§ YOUR OBJECTIVE
Say how many lines in the entries hold the word "Haroon", and reply with that number only.

[Dataset records]

--------

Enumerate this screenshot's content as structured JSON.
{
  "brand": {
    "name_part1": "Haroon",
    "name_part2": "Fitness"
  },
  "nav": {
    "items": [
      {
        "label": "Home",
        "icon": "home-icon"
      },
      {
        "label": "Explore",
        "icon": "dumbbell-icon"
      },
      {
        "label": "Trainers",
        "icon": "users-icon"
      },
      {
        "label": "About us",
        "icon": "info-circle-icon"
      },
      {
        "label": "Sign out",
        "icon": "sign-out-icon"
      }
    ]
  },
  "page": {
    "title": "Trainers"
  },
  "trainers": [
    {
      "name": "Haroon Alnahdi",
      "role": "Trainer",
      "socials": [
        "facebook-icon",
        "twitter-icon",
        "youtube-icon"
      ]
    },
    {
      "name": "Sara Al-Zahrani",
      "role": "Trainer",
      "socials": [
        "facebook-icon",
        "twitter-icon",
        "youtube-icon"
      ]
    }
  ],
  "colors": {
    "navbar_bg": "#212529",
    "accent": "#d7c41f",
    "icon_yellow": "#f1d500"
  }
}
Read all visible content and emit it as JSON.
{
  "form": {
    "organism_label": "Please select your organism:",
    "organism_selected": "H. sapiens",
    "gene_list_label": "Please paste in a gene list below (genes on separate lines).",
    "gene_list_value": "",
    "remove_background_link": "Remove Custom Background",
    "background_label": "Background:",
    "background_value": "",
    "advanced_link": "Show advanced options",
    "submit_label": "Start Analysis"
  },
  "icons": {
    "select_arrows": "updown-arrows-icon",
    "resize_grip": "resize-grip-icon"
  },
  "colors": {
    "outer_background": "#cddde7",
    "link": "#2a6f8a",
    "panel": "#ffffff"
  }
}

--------

§ SOLUTION FOR THIS EXERCISE
2